I let the container thaw in my fridge for a couple days (um... a few days - life is busy!) and finally peeked inside.  I saw perfectly thawed, juicy deep purple plum sauce.  A little spoonful was pleasantly received and I was off to Google to inquire about recipes.  After a little poking here and there, and discovering many recipes requiring sliced plums, whole plums, and halved plums, I finally came across one on an obscure science fiction blog (of all things!) calling for plum puree.  Looking Glass Plum Cake paired with homemade caramel fit the bill.

So sorry I don't have more pictures, but it was sliced up so quickly at work, this is all I got.  Take my word for it - it was delicious.  It even had that nice crisp crust that comes from buttering your pan with real butter.  If you somehow end up with as many plums as I did again this season, and you are at your wit's end and decide to stew and puree a boxful, this will be your go-to dessert.

Eat well!

Sunday, October 10, 2010

Remnants of summer

A while ago I bought a box of saltine crackers; you know, one of those boxes with 4 plastic sleeves inside.  I only used 1 sleeve for the project at hand (meatballs), and I've been trying to keep my pantry clutter-free, so I had to think up another use for the rest of the crackers.  Enter Mom.  She always has good ideas for miscellaneous things.

She told me that my grandma used to make a treat called graham cracker cookies, or cracker candy, or cracker treats... something along those lines.  It seems like Grandma's generation cooked by instinct rather than a recipe, which explains why some homemade foods don't really have a name.  This is one of those foods.  So simple, it barely needs a recipe, and yet I never would have thought to throw this together.

What I didn't have in graham cracker ownership, I had in saltines.  Lots of saltines.  Which were about to get smothered by homemade caramel and chocolate. 

Saltine candy

Grandma's cracker candy
Graham crackers or saltines (about one sleeve)
1 cup butter
1 cup brown sugar
pinch salt
2 Hershey bars or 1 cup chocolate chips
1 cup chopped nuts (optional)

Line a pan with parchment paper and crackers in a single layer.  Bring butter and sugar to boil for 2 minutes, add salt and vanilla (also can add nuts at this point, or save to sprinkle on top at the end) and pour over crackers. Bake at 350° for 7-10 minutes (or microwave on high for 2 minutes).  Sprinkle the chopped chocolate over top, wait a few minutes and smooth with an offset spatula.  Chill in fridge and break apart.  Can be frozen.

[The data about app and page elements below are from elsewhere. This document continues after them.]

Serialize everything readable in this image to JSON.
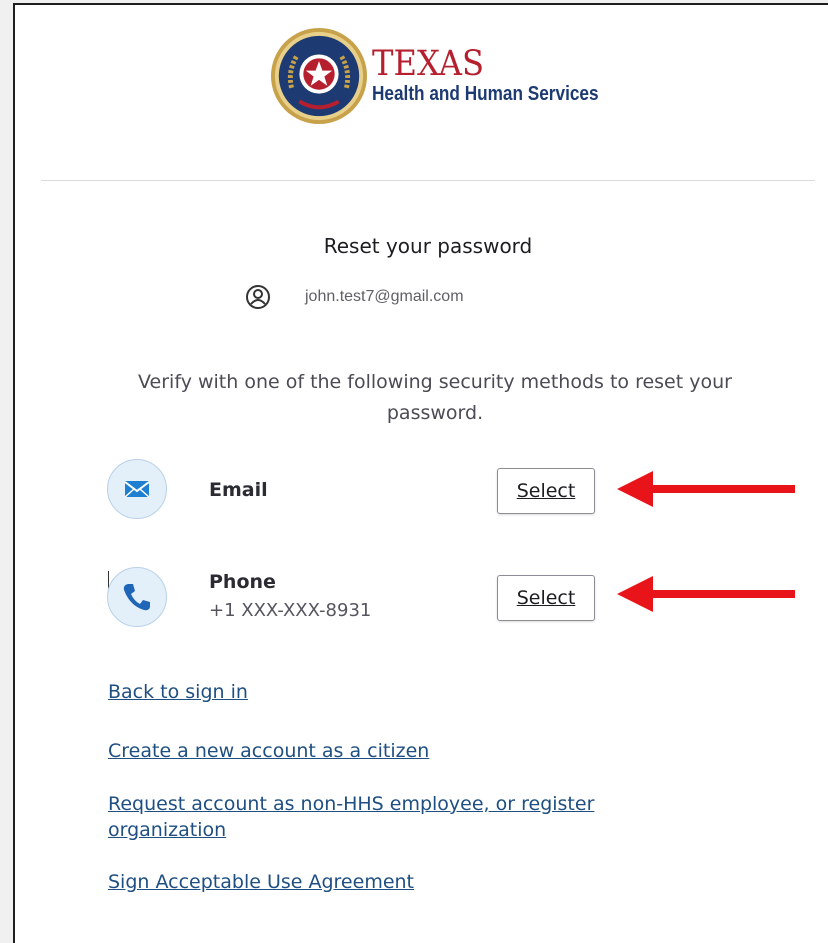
{
  "logo": {
    "title": "TEXAS",
    "subtitle": "Health and Human Services"
  },
  "page": {
    "title": "Reset your password"
  },
  "user": {
    "email": "john.test7@gmail.com",
    "icon": "user-circle-icon"
  },
  "instructions": "Verify with one of the following security methods to reset your password.",
  "methods": [
    {
      "label": "Email",
      "detail": "",
      "icon": "envelope-icon",
      "button": "Select"
    },
    {
      "label": "Phone",
      "detail": "+1 XXX-XXX-8931",
      "icon": "phone-icon",
      "button": "Select"
    }
  ],
  "links": {
    "back": "Back to sign in",
    "create": "Create a new account as a citizen",
    "request": "Request account as non-HHS employee, or register organization",
    "sign": "Sign Acceptable Use Agreement"
  },
  "colors": {
    "brand_red": "#b51f2e",
    "brand_blue": "#1d3b72",
    "link": "#1f4f82",
    "annotation_arrow": "#e8141a",
    "method_icon_bg": "#e3eff9"
  }
}
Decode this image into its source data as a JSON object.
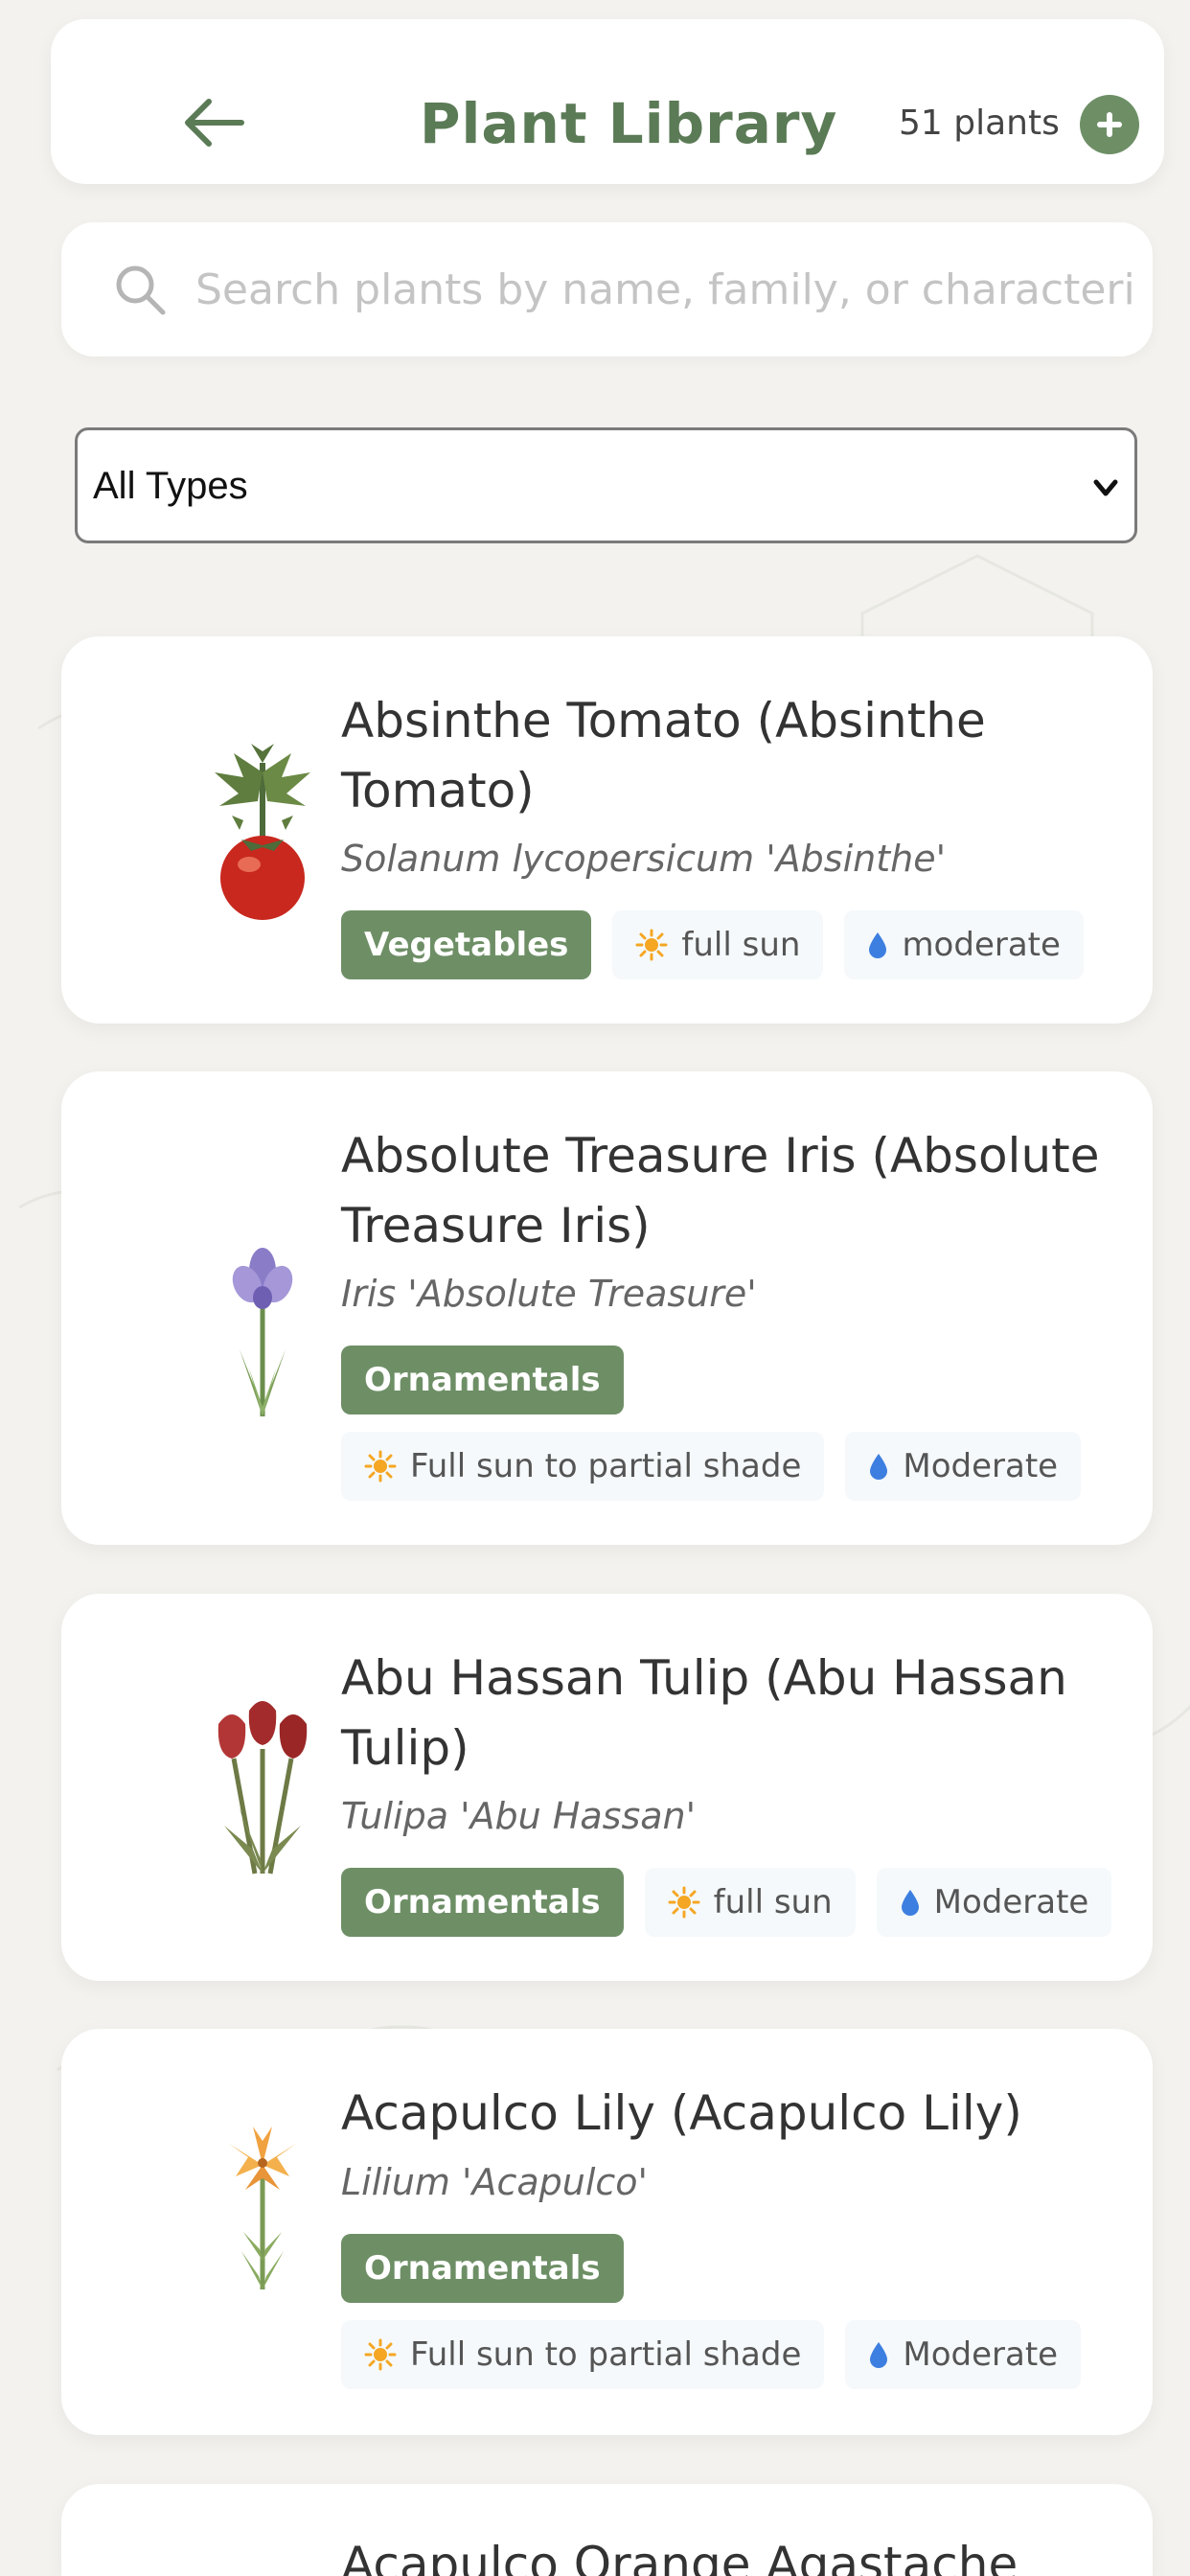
{
  "header": {
    "title": "Plant Library",
    "count_label": "51 plants"
  },
  "search": {
    "placeholder": "Search plants by name, family, or characteris"
  },
  "filter": {
    "selected": "All Types"
  },
  "plants": [
    {
      "name": "Absinthe Tomato (Absinthe Tomato)",
      "scientific": "Solanum lycopersicum 'Absinthe'",
      "category": "Vegetables",
      "sun": "full sun",
      "water": "moderate",
      "icon": "tomato-plant-icon"
    },
    {
      "name": "Absolute Treasure Iris (Absolute Treasure Iris)",
      "scientific": "Iris 'Absolute Treasure'",
      "category": "Ornamentals",
      "sun": "Full sun to partial shade",
      "water": "Moderate",
      "icon": "iris-flower-icon"
    },
    {
      "name": "Abu Hassan Tulip (Abu Hassan Tulip)",
      "scientific": "Tulipa 'Abu Hassan'",
      "category": "Ornamentals",
      "sun": "full sun",
      "water": "Moderate",
      "icon": "tulip-flower-icon"
    },
    {
      "name": "Acapulco Lily (Acapulco Lily)",
      "scientific": "Lilium 'Acapulco'",
      "category": "Ornamentals",
      "sun": "Full sun to partial shade",
      "water": "Moderate",
      "icon": "lily-flower-icon"
    },
    {
      "name": "Acapulco Orange Agastache"
    }
  ],
  "colors": {
    "accent": "#6e8f66",
    "title": "#5b7a56",
    "sun": "#f5a623",
    "water": "#3d7fe0",
    "background": "#f3f2ee"
  }
}
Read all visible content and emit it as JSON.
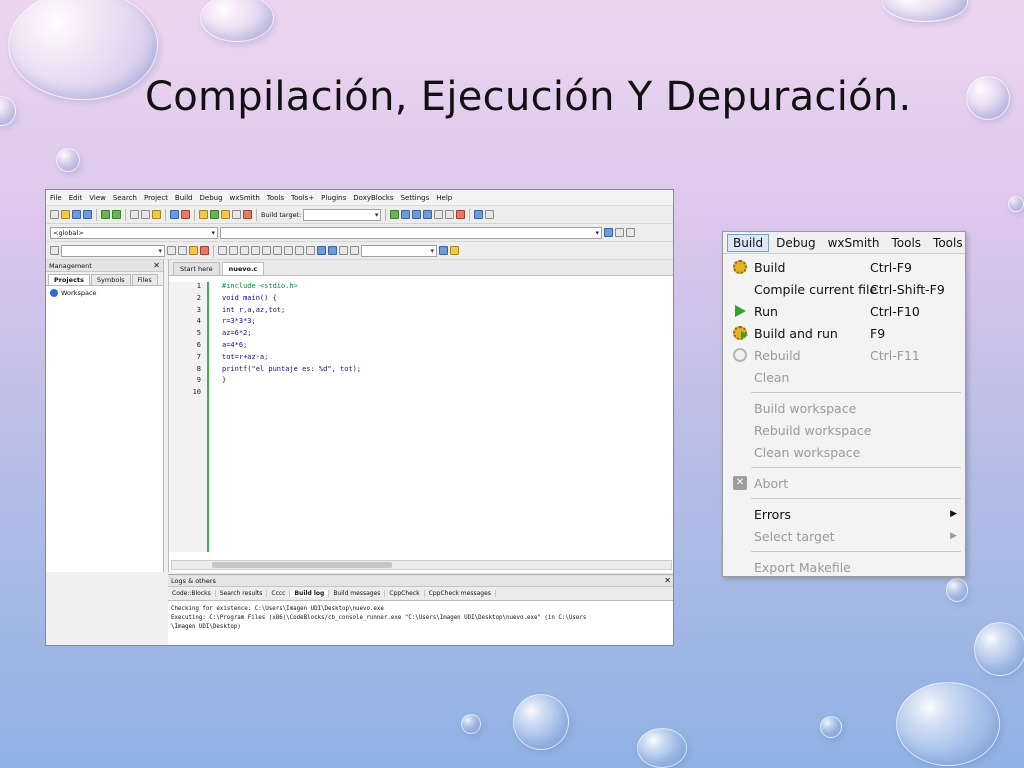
{
  "slide": {
    "title": "Compilación, Ejecución Y Depuración."
  },
  "ide": {
    "menu": [
      "File",
      "Edit",
      "View",
      "Search",
      "Project",
      "Build",
      "Debug",
      "wxSmith",
      "Tools",
      "Tools+",
      "Plugins",
      "DoxyBlocks",
      "Settings",
      "Help"
    ],
    "build_target_label": "Build target:",
    "scope_combo": "<global>",
    "management": {
      "title": "Management",
      "tabs": [
        "Projects",
        "Symbols",
        "Files"
      ],
      "workspace": "Workspace"
    },
    "editor_tabs": [
      "Start here",
      "nuevo.c"
    ],
    "code_lines": [
      "#include <stdio.h>",
      "void main() {",
      "int r,a,az,tot;",
      "r=3*3*3;",
      "az=6*2;",
      "a=4*6;",
      "tot=r+az-a;",
      "printf(\"el puntaje es: %d\", tot);",
      "}",
      ""
    ],
    "line_numbers": [
      "1",
      "2",
      "3",
      "4",
      "5",
      "6",
      "7",
      "8",
      "9",
      "10"
    ],
    "logs": {
      "title": "Logs & others",
      "tabs": [
        "Code::Blocks",
        "Search results",
        "Cccc",
        "Build log",
        "Build messages",
        "CppCheck",
        "CppCheck messages"
      ],
      "lines": [
        "Checking for existence: C:\\Users\\Imagen UDI\\Desktop\\nuevo.exe",
        "Executing: C:\\Program Files (x86)\\CodeBlocks/cb_console_runner.exe \"C:\\Users\\Imagen UDI\\Desktop\\nuevo.exe\" (in C:\\Users",
        "\\Imagen UDI\\Desktop)"
      ]
    }
  },
  "build_menu": {
    "menubar": [
      "Build",
      "Debug",
      "wxSmith",
      "Tools",
      "Tools"
    ],
    "items": [
      {
        "label": "Build",
        "shortcut": "Ctrl-F9",
        "icon": "gear-icon",
        "enabled": true
      },
      {
        "label": "Compile current file",
        "shortcut": "Ctrl-Shift-F9",
        "icon": "",
        "enabled": true
      },
      {
        "label": "Run",
        "shortcut": "Ctrl-F10",
        "icon": "run-icon",
        "enabled": true
      },
      {
        "label": "Build and run",
        "shortcut": "F9",
        "icon": "build-run-icon",
        "enabled": true
      },
      {
        "label": "Rebuild",
        "shortcut": "Ctrl-F11",
        "icon": "rebuild-icon",
        "enabled": false
      },
      {
        "label": "Clean",
        "shortcut": "",
        "icon": "",
        "enabled": false
      },
      {
        "label": "Build workspace",
        "shortcut": "",
        "icon": "",
        "enabled": false
      },
      {
        "label": "Rebuild workspace",
        "shortcut": "",
        "icon": "",
        "enabled": false
      },
      {
        "label": "Clean workspace",
        "shortcut": "",
        "icon": "",
        "enabled": false
      },
      {
        "label": "Abort",
        "shortcut": "",
        "icon": "abort-icon",
        "enabled": false
      },
      {
        "label": "Errors",
        "shortcut": "",
        "icon": "",
        "enabled": true
      },
      {
        "label": "Select target",
        "shortcut": "",
        "icon": "",
        "enabled": false
      },
      {
        "label": "Export Makefile",
        "shortcut": "",
        "icon": "",
        "enabled": false
      }
    ]
  }
}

This is going to be a multi-use post, since I was cleaning out some photo folders, and I couldn't resist showing you the picture below.  My friend Stacy's family raises cherries in Oregon, and a few usually make their way to me (oh joy!).  I love, repeat love, fresh cherries.  Yeah, like make-yourself-sick-on-them every season type of love.  This is the first year I've tried freezing them (because I've never had leftovers before!).  I hand-pitted them with a paper clip (not recommended except for those too cheap to purchase an actual cherry pitter) and laid them out to freeze on a cookie sheet.  They are now safely tucked away for future use, probably in February when I need a reminder that summer really does exist. 

Look at these beauties!

Eat well!